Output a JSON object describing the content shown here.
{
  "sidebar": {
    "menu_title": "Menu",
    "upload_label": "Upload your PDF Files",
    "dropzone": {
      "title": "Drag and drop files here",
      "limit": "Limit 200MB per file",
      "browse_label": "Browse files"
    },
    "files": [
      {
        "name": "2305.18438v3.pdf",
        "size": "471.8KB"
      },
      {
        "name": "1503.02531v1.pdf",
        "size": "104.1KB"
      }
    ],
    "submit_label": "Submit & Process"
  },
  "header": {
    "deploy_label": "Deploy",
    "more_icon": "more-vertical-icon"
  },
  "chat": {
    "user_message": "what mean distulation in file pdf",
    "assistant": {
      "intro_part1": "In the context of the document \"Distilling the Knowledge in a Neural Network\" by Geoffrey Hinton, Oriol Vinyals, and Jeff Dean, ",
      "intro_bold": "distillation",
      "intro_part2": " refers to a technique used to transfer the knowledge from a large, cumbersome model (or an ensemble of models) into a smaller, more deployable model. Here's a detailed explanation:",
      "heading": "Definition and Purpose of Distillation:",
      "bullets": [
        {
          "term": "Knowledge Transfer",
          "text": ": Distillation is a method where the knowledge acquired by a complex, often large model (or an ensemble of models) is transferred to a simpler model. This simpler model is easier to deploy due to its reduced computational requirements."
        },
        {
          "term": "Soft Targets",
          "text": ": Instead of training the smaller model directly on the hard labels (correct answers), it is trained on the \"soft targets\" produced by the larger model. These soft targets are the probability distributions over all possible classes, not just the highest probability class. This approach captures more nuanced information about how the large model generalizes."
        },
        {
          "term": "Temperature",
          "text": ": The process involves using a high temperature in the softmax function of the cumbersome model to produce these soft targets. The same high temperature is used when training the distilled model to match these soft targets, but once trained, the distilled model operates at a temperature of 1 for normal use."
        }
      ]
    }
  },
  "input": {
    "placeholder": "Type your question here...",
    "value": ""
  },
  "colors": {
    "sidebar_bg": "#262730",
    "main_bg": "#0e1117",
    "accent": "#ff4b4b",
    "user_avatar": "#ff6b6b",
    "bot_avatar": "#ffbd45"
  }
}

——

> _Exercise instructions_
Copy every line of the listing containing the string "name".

> _Task response_
        "name": "2305.18438v3.pdf",
        "name": "1503.02531v1.pdf",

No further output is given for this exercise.